I'm the last person anyone would expect to march in the streets. I'm just not that political. But as my first semester started last fall, amidst the chemistry lectures and literature discussions, UC Berkeley began to mobilize.
UC Regents had proposed a 32 percent tuition increase across the entire system. And though still wary of the political extremism Berkeley is known for, I found myself attending lectures, teach-ins and discussions. I needed to understand how the tuition hike would affect my life as a prospective medical student. And ultimately I realized how damaging education cuts would be for everyone in California.
In the fall I hung a picket sign on my dorm room door, and wore the red wrist band which came to symbolize the fight against budget cuts. And most of all, I talked to my friends about why I was getting involved. I didn't want people passing this off as just another Berkeley protest.
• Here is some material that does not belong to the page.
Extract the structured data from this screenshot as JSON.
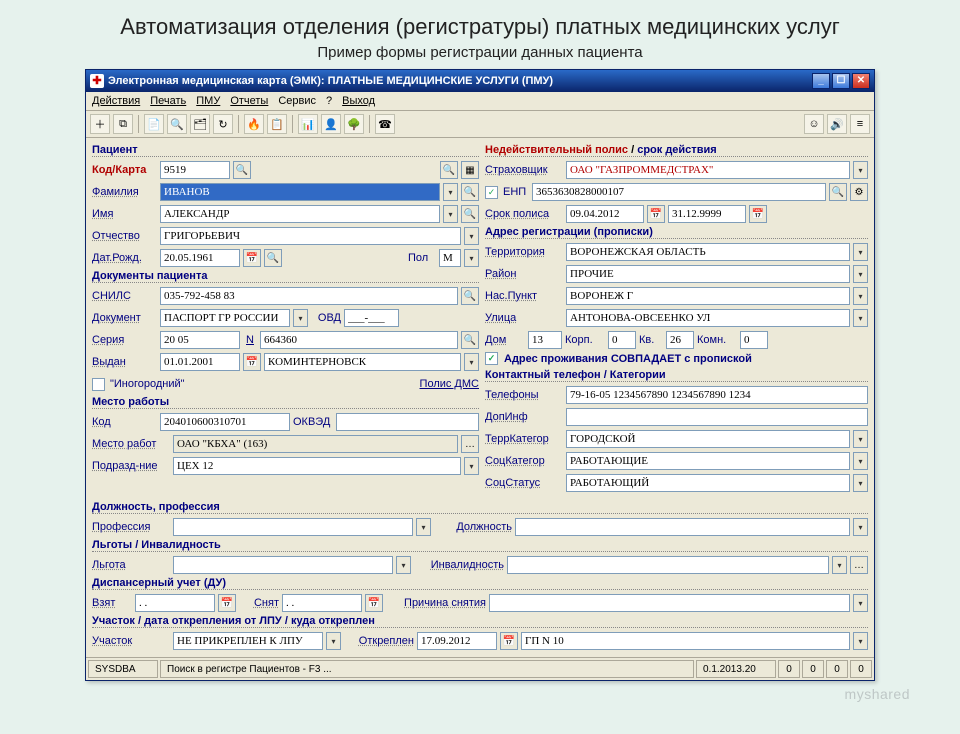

When spring came, I took an art history class focused on the French Revolution. Inspired by the societal change accomplished by French citizens, I dug deeper. And on March 4th I joined my professor and fellow students to rally in front of the state Capitol in Sacramento.
Now five months later, I wish I could say that I'm still following the budgetary process, but I'm not. Without student leaders organizing events, I hardly even discuss what's happening. And it's not just me. The storm which enveloped UC Berkeley last September, by June, had blown over completely. It left behind a complacent campus with students like me commuting to our summer classes, and tour groups snapping pictures of Wheeler Hall as guides tell them about last fall's sit-in.